Such a big part of the writing as I envisioned and hoped to realise it was getting the player to question the world they were exploring. I wanted them to question religion, history, perspectives of NPCs, of writers in their books. If I could get them to question whether the final battle has meaning beyond being the final battle—that is, does it imply something for the character, for the world that hopefully was now very much their own, or is it just the last big fight, the dramatic climax that gaming convention demands?—that would be putting a great big interrobang at the end of one long sentence. In the broader scheme of things, if it is Barquentine, that suggests that godhood of the sort possessed by Arch Sapherion, is possible to attain for human beings, and I guess any living being capable of ratiocination.
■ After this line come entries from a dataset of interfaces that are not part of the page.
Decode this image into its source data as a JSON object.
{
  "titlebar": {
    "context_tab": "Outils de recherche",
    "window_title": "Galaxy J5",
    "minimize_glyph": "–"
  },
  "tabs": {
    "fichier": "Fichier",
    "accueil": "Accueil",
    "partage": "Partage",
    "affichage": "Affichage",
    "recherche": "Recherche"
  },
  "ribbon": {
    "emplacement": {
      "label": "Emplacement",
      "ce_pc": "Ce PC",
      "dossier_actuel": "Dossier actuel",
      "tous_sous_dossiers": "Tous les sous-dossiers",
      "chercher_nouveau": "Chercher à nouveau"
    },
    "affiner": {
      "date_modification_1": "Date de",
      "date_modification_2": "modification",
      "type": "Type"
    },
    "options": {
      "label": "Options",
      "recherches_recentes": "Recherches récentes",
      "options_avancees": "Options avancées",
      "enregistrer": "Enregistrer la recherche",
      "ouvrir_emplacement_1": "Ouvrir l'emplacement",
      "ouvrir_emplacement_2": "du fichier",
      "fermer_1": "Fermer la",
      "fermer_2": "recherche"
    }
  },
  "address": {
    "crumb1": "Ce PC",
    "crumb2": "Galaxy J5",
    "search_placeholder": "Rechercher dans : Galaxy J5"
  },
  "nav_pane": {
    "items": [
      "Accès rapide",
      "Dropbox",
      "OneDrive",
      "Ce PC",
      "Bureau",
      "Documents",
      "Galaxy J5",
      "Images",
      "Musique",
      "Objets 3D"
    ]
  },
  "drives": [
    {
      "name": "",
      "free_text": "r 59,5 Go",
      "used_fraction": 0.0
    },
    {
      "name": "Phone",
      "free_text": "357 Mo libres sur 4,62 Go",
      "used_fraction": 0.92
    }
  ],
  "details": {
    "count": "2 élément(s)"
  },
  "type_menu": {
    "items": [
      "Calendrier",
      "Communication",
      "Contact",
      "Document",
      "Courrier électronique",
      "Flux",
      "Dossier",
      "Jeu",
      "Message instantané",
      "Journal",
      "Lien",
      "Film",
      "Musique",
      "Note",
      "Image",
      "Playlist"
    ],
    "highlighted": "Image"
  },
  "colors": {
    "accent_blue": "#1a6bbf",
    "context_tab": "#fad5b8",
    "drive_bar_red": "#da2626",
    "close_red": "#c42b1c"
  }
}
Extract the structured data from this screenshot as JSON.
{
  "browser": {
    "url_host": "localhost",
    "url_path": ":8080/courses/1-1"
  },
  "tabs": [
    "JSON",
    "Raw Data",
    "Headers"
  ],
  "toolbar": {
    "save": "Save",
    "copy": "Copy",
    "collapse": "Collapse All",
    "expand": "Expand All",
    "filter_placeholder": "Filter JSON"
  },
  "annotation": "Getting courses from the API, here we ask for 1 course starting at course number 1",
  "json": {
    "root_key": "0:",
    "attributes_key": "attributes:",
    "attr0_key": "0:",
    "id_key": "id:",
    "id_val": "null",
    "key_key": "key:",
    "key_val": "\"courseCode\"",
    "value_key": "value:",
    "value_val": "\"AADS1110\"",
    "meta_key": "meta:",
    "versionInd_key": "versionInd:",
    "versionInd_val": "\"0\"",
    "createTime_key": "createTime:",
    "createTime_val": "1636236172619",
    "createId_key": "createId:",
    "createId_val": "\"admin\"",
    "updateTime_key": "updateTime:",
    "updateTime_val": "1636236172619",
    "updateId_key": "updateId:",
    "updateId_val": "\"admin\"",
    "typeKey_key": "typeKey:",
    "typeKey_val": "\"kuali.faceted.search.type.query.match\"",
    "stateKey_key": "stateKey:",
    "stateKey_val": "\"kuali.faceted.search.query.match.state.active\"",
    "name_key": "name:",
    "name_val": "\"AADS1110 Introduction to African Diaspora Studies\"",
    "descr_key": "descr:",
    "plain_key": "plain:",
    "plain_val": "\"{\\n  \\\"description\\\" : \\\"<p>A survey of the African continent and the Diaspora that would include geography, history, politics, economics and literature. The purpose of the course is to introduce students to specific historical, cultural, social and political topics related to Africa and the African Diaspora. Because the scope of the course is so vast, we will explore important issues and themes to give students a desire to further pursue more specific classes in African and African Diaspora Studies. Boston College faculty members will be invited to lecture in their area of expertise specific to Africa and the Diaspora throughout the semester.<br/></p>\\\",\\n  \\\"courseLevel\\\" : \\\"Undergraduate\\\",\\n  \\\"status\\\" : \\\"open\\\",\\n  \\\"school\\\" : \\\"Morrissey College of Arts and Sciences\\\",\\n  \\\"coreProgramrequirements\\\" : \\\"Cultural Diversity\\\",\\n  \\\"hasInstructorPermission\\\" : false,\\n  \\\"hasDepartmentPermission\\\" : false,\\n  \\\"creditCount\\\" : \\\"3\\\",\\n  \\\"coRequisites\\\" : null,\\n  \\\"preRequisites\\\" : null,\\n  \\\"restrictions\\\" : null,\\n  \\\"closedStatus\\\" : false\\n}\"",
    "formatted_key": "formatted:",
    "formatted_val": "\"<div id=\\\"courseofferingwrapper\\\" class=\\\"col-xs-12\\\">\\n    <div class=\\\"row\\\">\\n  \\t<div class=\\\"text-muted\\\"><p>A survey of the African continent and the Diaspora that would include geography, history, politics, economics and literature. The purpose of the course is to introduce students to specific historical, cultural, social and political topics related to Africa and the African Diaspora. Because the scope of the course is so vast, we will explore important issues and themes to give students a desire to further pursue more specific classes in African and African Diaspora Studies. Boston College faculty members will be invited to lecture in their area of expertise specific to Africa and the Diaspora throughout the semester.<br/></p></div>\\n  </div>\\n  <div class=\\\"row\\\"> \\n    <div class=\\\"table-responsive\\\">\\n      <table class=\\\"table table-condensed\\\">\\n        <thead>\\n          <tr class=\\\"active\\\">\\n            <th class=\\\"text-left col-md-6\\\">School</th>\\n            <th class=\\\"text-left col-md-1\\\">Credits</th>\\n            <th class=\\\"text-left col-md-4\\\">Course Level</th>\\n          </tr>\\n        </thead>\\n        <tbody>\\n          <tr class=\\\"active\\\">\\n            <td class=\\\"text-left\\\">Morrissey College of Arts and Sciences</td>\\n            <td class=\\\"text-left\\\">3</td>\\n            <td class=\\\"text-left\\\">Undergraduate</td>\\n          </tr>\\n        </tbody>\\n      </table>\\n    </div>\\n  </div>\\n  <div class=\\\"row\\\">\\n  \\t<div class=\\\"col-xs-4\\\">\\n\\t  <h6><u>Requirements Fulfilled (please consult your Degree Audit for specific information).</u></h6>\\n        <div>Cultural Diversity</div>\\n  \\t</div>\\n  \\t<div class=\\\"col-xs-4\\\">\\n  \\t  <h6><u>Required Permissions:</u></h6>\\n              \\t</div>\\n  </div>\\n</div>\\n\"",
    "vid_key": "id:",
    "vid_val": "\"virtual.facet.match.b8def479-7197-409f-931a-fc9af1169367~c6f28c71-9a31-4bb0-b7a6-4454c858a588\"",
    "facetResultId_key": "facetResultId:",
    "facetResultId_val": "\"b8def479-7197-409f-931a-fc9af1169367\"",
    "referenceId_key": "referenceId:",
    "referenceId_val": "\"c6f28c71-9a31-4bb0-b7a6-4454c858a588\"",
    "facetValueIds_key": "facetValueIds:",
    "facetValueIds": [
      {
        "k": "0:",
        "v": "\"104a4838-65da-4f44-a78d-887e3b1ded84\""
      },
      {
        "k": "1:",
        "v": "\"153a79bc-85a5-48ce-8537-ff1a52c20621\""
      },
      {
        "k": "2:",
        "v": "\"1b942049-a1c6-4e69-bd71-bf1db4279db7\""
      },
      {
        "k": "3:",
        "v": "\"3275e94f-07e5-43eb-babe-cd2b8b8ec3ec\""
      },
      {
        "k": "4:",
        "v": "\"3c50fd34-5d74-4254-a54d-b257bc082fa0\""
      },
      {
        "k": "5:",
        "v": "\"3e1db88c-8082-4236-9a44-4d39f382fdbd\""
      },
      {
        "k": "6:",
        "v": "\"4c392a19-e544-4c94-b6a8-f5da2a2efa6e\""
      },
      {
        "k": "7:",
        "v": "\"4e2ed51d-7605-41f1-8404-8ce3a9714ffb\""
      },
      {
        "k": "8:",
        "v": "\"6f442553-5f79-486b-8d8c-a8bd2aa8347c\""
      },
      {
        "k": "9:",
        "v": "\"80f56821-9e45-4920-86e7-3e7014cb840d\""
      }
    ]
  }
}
But who knows—you see a flat hedgehog out on the road, think about it, maybe it wasn’t using that body any more anyway.